Your copy of the data should match it exactly, except that the pictures are gone.
--------
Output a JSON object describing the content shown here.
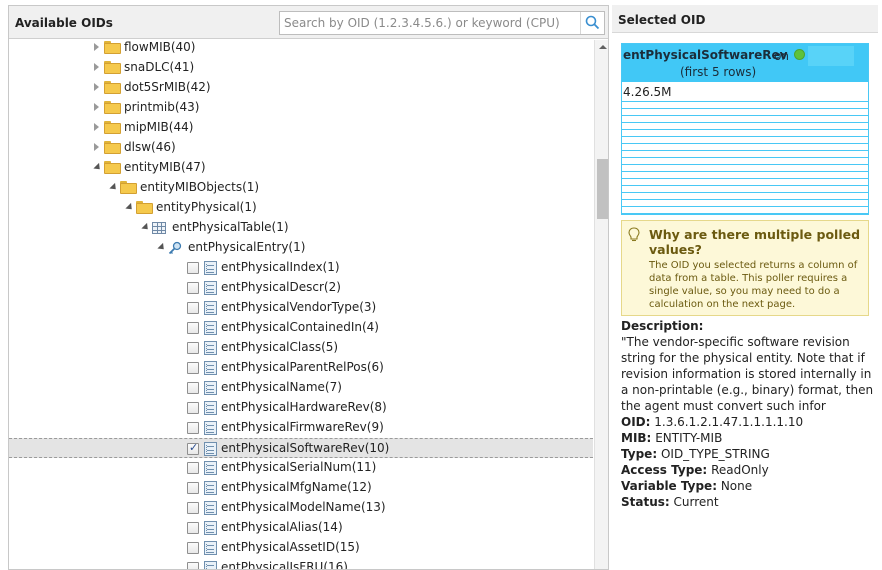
{
  "left_panel": {
    "title": "Available OIDs",
    "search_placeholder": "Search by OID (1.2.3.4.5.6.) or keyword (CPU)"
  },
  "tree": [
    {
      "label": "flowMIB(40)",
      "type": "folder",
      "indent": 0,
      "toggle": "collapsed"
    },
    {
      "label": "snaDLC(41)",
      "type": "folder",
      "indent": 0,
      "toggle": "collapsed"
    },
    {
      "label": "dot5SrMIB(42)",
      "type": "folder",
      "indent": 0,
      "toggle": "collapsed"
    },
    {
      "label": "printmib(43)",
      "type": "folder",
      "indent": 0,
      "toggle": "collapsed"
    },
    {
      "label": "mipMIB(44)",
      "type": "folder",
      "indent": 0,
      "toggle": "collapsed"
    },
    {
      "label": "dlsw(46)",
      "type": "folder",
      "indent": 0,
      "toggle": "collapsed"
    },
    {
      "label": "entityMIB(47)",
      "type": "folder",
      "indent": 0,
      "toggle": "expanded"
    },
    {
      "label": "entityMIBObjects(1)",
      "type": "folder",
      "indent": 1,
      "toggle": "expanded"
    },
    {
      "label": "entityPhysical(1)",
      "type": "folder",
      "indent": 2,
      "toggle": "expanded"
    },
    {
      "label": "entPhysicalTable(1)",
      "type": "table",
      "indent": 3,
      "toggle": "expanded"
    },
    {
      "label": "entPhysicalEntry(1)",
      "type": "entry",
      "indent": 4,
      "toggle": "expanded"
    },
    {
      "label": "entPhysicalIndex(1)",
      "type": "leaf",
      "checked": false
    },
    {
      "label": "entPhysicalDescr(2)",
      "type": "leaf",
      "checked": false
    },
    {
      "label": "entPhysicalVendorType(3)",
      "type": "leaf",
      "checked": false
    },
    {
      "label": "entPhysicalContainedIn(4)",
      "type": "leaf",
      "checked": false
    },
    {
      "label": "entPhysicalClass(5)",
      "type": "leaf",
      "checked": false
    },
    {
      "label": "entPhysicalParentRelPos(6)",
      "type": "leaf",
      "checked": false
    },
    {
      "label": "entPhysicalName(7)",
      "type": "leaf",
      "checked": false
    },
    {
      "label": "entPhysicalHardwareRev(8)",
      "type": "leaf",
      "checked": false
    },
    {
      "label": "entPhysicalFirmwareRev(9)",
      "type": "leaf",
      "checked": false
    },
    {
      "label": "entPhysicalSoftwareRev(10)",
      "type": "leaf",
      "checked": true,
      "selected": true
    },
    {
      "label": "entPhysicalSerialNum(11)",
      "type": "leaf",
      "checked": false
    },
    {
      "label": "entPhysicalMfgName(12)",
      "type": "leaf",
      "checked": false
    },
    {
      "label": "entPhysicalModelName(13)",
      "type": "leaf",
      "checked": false
    },
    {
      "label": "entPhysicalAlias(14)",
      "type": "leaf",
      "checked": false
    },
    {
      "label": "entPhysicalAssetID(15)",
      "type": "leaf",
      "checked": false
    },
    {
      "label": "entPhysicalIsFRU(16)",
      "type": "leaf",
      "checked": false
    }
  ],
  "right_panel": {
    "title": "Selected OID",
    "oid_name": "entPhysicalSoftwareRev",
    "on_label": "on",
    "node_status_color": "#5ec23b",
    "rows_note": "(first 5 rows)",
    "first_value": "4.26.5M",
    "tip_title": "Why are there multiple polled values?",
    "tip_text": "The OID you selected returns a column of data from a table. This poller requires a single value, so you may need to do a calculation on the next page.",
    "description_label": "Description:",
    "description": "\"The vendor-specific software revision string for the physical entity. Note that if revision information is stored internally in a non-printable (e.g., binary) format, then the agent must convert such infor",
    "oid_label": "OID:",
    "oid_value": "1.3.6.1.2.1.47.1.1.1.1.10",
    "mib_label": "MIB:",
    "mib_value": "ENTITY-MIB",
    "type_label": "Type:",
    "type_value": "OID_TYPE_STRING",
    "access_label": "Access Type:",
    "access_value": "ReadOnly",
    "vartype_label": "Variable Type:",
    "vartype_value": "None",
    "status_label": "Status:",
    "status_value": "Current"
  },
  "colors": {
    "accent": "#41c8f6",
    "tip_bg": "#fdf8d8",
    "folder": "#f5c94c"
  }
}
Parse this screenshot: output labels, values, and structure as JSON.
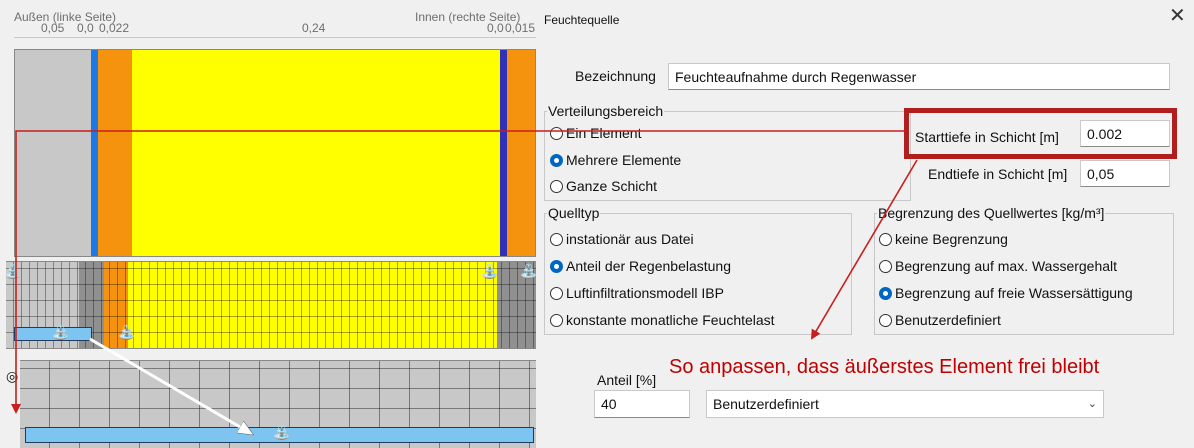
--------
● **EXERCISE SOLUTION**:
Output a JSON object describing the content shown here.
{
  "left_panel": {
    "title": "Available OIDs",
    "search_placeholder": "Search by OID (1.2.3.4.5.6.) or keyword (CPU)"
  },
  "tree": [
    {
      "label": "flowMIB(40)",
      "type": "folder",
      "indent": 0,
      "toggle": "collapsed"
    },
    {
      "label": "snaDLC(41)",
      "type": "folder",
      "indent": 0,
      "toggle": "collapsed"
    },
    {
      "label": "dot5SrMIB(42)",
      "type": "folder",
      "indent": 0,
      "toggle": "collapsed"
    },
    {
      "label": "printmib(43)",
      "type": "folder",
      "indent": 0,
      "toggle": "collapsed"
    },
    {
      "label": "mipMIB(44)",
      "type": "folder",
      "indent": 0,
      "toggle": "collapsed"
    },
    {
      "label": "dlsw(46)",
      "type": "folder",
      "indent": 0,
      "toggle": "collapsed"
    },
    {
      "label": "entityMIB(47)",
      "type": "folder",
      "indent": 0,
      "toggle": "expanded"
    },
    {
      "label": "entityMIBObjects(1)",
      "type": "folder",
      "indent": 1,
      "toggle": "expanded"
    },
    {
      "label": "entityPhysical(1)",
      "type": "folder",
      "indent": 2,
      "toggle": "expanded"
    },
    {
      "label": "entPhysicalTable(1)",
      "type": "table",
      "indent": 3,
      "toggle": "expanded"
    },
    {
      "label": "entPhysicalEntry(1)",
      "type": "entry",
      "indent": 4,
      "toggle": "expanded"
    },
    {
      "label": "entPhysicalIndex(1)",
      "type": "leaf",
      "checked": false
    },
    {
      "label": "entPhysicalDescr(2)",
      "type": "leaf",
      "checked": false
    },
    {
      "label": "entPhysicalVendorType(3)",
      "type": "leaf",
      "checked": false
    },
    {
      "label": "entPhysicalContainedIn(4)",
      "type": "leaf",
      "checked": false
    },
    {
      "label": "entPhysicalClass(5)",
      "type": "leaf",
      "checked": false
    },
    {
      "label": "entPhysicalParentRelPos(6)",
      "type": "leaf",
      "checked": false
    },
    {
      "label": "entPhysicalName(7)",
      "type": "leaf",
      "checked": false
    },
    {
      "label": "entPhysicalHardwareRev(8)",
      "type": "leaf",
      "checked": false
    },
    {
      "label": "entPhysicalFirmwareRev(9)",
      "type": "leaf",
      "checked": false
    },
    {
      "label": "entPhysicalSoftwareRev(10)",
      "type": "leaf",
      "checked": true,
      "selected": true
    },
    {
      "label": "entPhysicalSerialNum(11)",
      "type": "leaf",
      "checked": false
    },
    {
      "label": "entPhysicalMfgName(12)",
      "type": "leaf",
      "checked": false
    },
    {
      "label": "entPhysicalModelName(13)",
      "type": "leaf",
      "checked": false
    },
    {
      "label": "entPhysicalAlias(14)",
      "type": "leaf",
      "checked": false
    },
    {
      "label": "entPhysicalAssetID(15)",
      "type": "leaf",
      "checked": false
    },
    {
      "label": "entPhysicalIsFRU(16)",
      "type": "leaf",
      "checked": false
    }
  ],
  "right_panel": {
    "title": "Selected OID",
    "oid_name": "entPhysicalSoftwareRev",
    "on_label": "on",
    "node_status_color": "#5ec23b",
    "rows_note": "(first 5 rows)",
    "first_value": "4.26.5M",
    "tip_title": "Why are there multiple polled values?",
    "tip_text": "The OID you selected returns a column of data from a table. This poller requires a single value, so you may need to do a calculation on the next page.",
    "description_label": "Description:",
    "description": "\"The vendor-specific software revision string for the physical entity. Note that if revision information is stored internally in a non-printable (e.g., binary) format, then the agent must convert such infor",
    "oid_label": "OID:",
    "oid_value": "1.3.6.1.2.1.47.1.1.1.1.10",
    "mib_label": "MIB:",
    "mib_value": "ENTITY-MIB",
    "type_label": "Type:",
    "type_value": "OID_TYPE_STRING",
    "access_label": "Access Type:",
    "access_value": "ReadOnly",
    "vartype_label": "Variable Type:",
    "vartype_value": "None",
    "status_label": "Status:",
    "status_value": "Current"
  },
  "colors": {
    "accent": "#41c8f6",
    "tip_bg": "#fdf8d8",
    "folder": "#f5c94c"
  }
}
Parse this screenshot: output labels, values, and structure as JSON.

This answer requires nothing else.